* What you will do:
Write the entries again exactly, with no line missing.
=== Begin Enclosure ===
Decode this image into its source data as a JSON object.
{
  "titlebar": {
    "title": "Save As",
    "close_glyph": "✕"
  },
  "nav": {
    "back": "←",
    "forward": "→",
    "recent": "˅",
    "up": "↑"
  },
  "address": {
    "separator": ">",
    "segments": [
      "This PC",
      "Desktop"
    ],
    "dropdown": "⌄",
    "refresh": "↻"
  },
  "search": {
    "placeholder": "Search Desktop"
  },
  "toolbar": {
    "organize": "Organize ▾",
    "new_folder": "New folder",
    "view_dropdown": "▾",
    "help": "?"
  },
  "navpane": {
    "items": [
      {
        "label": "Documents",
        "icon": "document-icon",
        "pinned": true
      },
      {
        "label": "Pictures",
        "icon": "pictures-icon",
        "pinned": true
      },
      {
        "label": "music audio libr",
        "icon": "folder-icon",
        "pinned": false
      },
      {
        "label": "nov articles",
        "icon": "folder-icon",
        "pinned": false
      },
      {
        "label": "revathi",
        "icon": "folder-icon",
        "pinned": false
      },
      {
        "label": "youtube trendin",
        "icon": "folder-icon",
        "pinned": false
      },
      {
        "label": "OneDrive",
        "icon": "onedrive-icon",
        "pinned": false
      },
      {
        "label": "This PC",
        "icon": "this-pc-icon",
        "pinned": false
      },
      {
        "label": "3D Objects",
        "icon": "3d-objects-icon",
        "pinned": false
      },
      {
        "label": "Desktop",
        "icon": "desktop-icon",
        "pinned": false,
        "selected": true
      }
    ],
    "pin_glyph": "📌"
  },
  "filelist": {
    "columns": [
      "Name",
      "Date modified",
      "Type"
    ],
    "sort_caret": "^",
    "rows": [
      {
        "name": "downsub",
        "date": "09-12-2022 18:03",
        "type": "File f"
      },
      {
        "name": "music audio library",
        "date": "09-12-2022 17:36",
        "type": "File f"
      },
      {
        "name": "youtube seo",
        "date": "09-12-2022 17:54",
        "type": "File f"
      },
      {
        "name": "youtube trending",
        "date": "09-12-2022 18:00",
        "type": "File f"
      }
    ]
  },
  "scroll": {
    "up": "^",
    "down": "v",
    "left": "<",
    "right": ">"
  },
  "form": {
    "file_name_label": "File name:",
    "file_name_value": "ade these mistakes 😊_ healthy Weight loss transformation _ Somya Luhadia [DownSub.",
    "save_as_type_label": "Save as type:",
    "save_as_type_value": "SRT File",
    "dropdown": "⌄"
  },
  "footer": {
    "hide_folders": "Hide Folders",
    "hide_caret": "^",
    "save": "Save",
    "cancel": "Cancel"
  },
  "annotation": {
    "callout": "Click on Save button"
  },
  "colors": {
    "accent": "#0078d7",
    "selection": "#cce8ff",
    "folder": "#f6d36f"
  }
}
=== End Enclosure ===
* Answer space:
Decode this image into its source data as a JSON object.
{
  "titlebar": {
    "title": "Save As",
    "close_glyph": "✕"
  },
  "nav": {
    "back": "←",
    "forward": "→",
    "recent": "˅",
    "up": "↑"
  },
  "address": {
    "separator": ">",
    "segments": [
      "This PC",
      "Desktop"
    ],
    "dropdown": "⌄",
    "refresh": "↻"
  },
  "search": {
    "placeholder": "Search Desktop"
  },
  "toolbar": {
    "organize": "Organize ▾",
    "new_folder": "New folder",
    "view_dropdown": "▾",
    "help": "?"
  },
  "navpane": {
    "items": [
      {
        "label": "Documents",
        "icon": "document-icon",
        "pinned": true
      },
      {
        "label": "Pictures",
        "icon": "pictures-icon",
        "pinned": true
      },
      {
        "label": "music audio libr",
        "icon": "folder-icon",
        "pinned": false
      },
      {
        "label": "nov articles",
        "icon": "folder-icon",
        "pinned": false
      },
      {
        "label": "revathi",
        "icon": "folder-icon",
        "pinned": false
      },
      {
        "label": "youtube trendin",
        "icon": "folder-icon",
        "pinned": false
      },
      {
        "label": "OneDrive",
        "icon": "onedrive-icon",
        "pinned": false
      },
      {
        "label": "This PC",
        "icon": "this-pc-icon",
        "pinned": false
      },
      {
        "label": "3D Objects",
        "icon": "3d-objects-icon",
        "pinned": false
      },
      {
        "label": "Desktop",
        "icon": "desktop-icon",
        "pinned": false,
        "selected": true
      }
    ],
    "pin_glyph": "📌"
  },
  "filelist": {
    "columns": [
      "Name",
      "Date modified",
      "Type"
    ],
    "sort_caret": "^",
    "rows": [
      {
        "name": "downsub",
        "date": "09-12-2022 18:03",
        "type": "File f"
      },
      {
        "name": "music audio library",
        "date": "09-12-2022 17:36",
        "type": "File f"
      },
      {
        "name": "youtube seo",
        "date": "09-12-2022 17:54",
        "type": "File f"
      },
      {
        "name": "youtube trending",
        "date": "09-12-2022 18:00",
        "type": "File f"
      }
    ]
  },
  "scroll": {
    "up": "^",
    "down": "v",
    "left": "<",
    "right": ">"
  },
  "form": {
    "file_name_label": "File name:",
    "file_name_value": "ade these mistakes 😊_ healthy Weight loss transformation _ Somya Luhadia [DownSub.",
    "save_as_type_label": "Save as type:",
    "save_as_type_value": "SRT File",
    "dropdown": "⌄"
  },
  "footer": {
    "hide_folders": "Hide Folders",
    "hide_caret": "^",
    "save": "Save",
    "cancel": "Cancel"
  },
  "annotation": {
    "callout": "Click on Save button"
  },
  "colors": {
    "accent": "#0078d7",
    "selection": "#cce8ff",
    "folder": "#f6d36f"
  }
}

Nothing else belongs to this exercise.